Wacom has introduced a new pen to its range, designed for digitising pen-on-paper drawings. Described as: ‘bridging the gap between paper sketching and digital drawing’ Inkling lets you transfer your paper sketches made using the pen to a computer.
As you draw or sketch on paper using the Inkling, a digital version is stored using a receiver small enough to clip to the edge of a sheet of paper. When you’ve finished connect this to a PC or Mac via USB and open the files either using Inkling Sketch Manager software or Photoshop.
Check out the video below, but Inkling looks impressive – both for graphic designers and artists in a range of sectors. Imagine sketching something on a piece or paper – perhaps in a design meeting – and then being able to see it on a screen in minutes.
The pen uses Wacom’s pressure-sensitive technology, which is clever enough to recognise when you’ve pressing harder (up to 1024 levels), the effect of which can be replicated on the digital version.
Files can be opened as layers in Adobe Photoshop, Adobe Illustrator and Autodesk Sketchbook Pro or saved in a range of file formats including: JPGs, BMPs, Tiff and PDF and exported to a tablet.
Wacom of course brought us the tablet-friendly Baboo Stylus for drawing directly on the tablet.
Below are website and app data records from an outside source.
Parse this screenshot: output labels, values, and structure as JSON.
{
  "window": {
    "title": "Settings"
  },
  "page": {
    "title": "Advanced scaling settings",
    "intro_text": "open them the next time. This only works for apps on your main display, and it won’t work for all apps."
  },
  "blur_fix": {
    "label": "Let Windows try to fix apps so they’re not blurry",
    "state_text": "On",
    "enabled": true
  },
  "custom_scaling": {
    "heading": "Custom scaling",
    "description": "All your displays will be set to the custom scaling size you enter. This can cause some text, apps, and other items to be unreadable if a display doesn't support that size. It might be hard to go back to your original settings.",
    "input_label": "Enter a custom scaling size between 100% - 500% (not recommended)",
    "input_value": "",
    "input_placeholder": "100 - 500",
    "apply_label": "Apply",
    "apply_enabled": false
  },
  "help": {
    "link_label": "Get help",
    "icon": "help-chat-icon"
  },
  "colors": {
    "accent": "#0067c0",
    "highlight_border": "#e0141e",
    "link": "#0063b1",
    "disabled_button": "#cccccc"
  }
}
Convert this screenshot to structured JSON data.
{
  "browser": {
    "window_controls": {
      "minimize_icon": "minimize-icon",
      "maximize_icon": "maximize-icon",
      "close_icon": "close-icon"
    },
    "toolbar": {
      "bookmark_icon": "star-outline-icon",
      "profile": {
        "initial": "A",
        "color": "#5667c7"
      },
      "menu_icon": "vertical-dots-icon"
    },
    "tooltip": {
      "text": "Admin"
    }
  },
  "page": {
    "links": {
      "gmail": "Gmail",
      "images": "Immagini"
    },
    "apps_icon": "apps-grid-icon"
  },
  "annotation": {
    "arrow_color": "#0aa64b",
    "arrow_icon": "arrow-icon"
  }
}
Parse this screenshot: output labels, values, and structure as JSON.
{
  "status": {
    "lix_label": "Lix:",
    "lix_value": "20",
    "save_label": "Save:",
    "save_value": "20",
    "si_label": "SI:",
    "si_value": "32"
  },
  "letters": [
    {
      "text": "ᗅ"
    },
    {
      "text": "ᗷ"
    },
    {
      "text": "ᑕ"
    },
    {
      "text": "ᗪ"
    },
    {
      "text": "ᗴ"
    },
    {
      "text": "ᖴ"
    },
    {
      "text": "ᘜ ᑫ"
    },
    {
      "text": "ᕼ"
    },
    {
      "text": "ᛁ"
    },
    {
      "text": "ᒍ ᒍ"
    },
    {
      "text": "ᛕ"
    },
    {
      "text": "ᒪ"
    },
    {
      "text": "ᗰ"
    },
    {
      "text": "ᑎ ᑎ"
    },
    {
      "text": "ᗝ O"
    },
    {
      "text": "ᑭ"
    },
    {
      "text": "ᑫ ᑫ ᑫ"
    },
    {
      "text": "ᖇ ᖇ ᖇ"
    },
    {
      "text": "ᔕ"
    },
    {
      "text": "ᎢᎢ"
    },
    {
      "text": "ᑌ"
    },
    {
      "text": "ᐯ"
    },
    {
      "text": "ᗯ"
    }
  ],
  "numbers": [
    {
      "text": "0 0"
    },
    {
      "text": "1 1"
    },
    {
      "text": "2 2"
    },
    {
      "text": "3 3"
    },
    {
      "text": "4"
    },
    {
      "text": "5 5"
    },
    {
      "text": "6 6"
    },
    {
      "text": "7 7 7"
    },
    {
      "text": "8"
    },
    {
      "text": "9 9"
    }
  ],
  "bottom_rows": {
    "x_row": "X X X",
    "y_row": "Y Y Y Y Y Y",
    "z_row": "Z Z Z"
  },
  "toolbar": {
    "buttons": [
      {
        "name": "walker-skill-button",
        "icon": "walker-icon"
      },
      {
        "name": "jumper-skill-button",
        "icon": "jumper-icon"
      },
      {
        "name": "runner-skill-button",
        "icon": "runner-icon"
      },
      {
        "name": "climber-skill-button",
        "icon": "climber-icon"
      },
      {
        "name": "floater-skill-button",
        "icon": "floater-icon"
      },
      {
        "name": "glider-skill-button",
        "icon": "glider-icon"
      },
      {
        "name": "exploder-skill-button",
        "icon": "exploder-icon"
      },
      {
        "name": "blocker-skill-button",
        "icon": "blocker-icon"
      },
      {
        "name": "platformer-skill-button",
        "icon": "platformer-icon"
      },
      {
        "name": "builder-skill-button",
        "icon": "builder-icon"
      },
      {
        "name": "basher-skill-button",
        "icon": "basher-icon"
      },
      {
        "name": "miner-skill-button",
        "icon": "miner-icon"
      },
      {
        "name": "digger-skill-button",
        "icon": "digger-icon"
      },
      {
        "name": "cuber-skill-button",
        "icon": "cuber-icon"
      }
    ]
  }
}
The Wacom Inkling seems to be aimed more at design professionals and students, offering a greater degree of accuracy. Wacom Inkling will be available in October 2011 for £149.99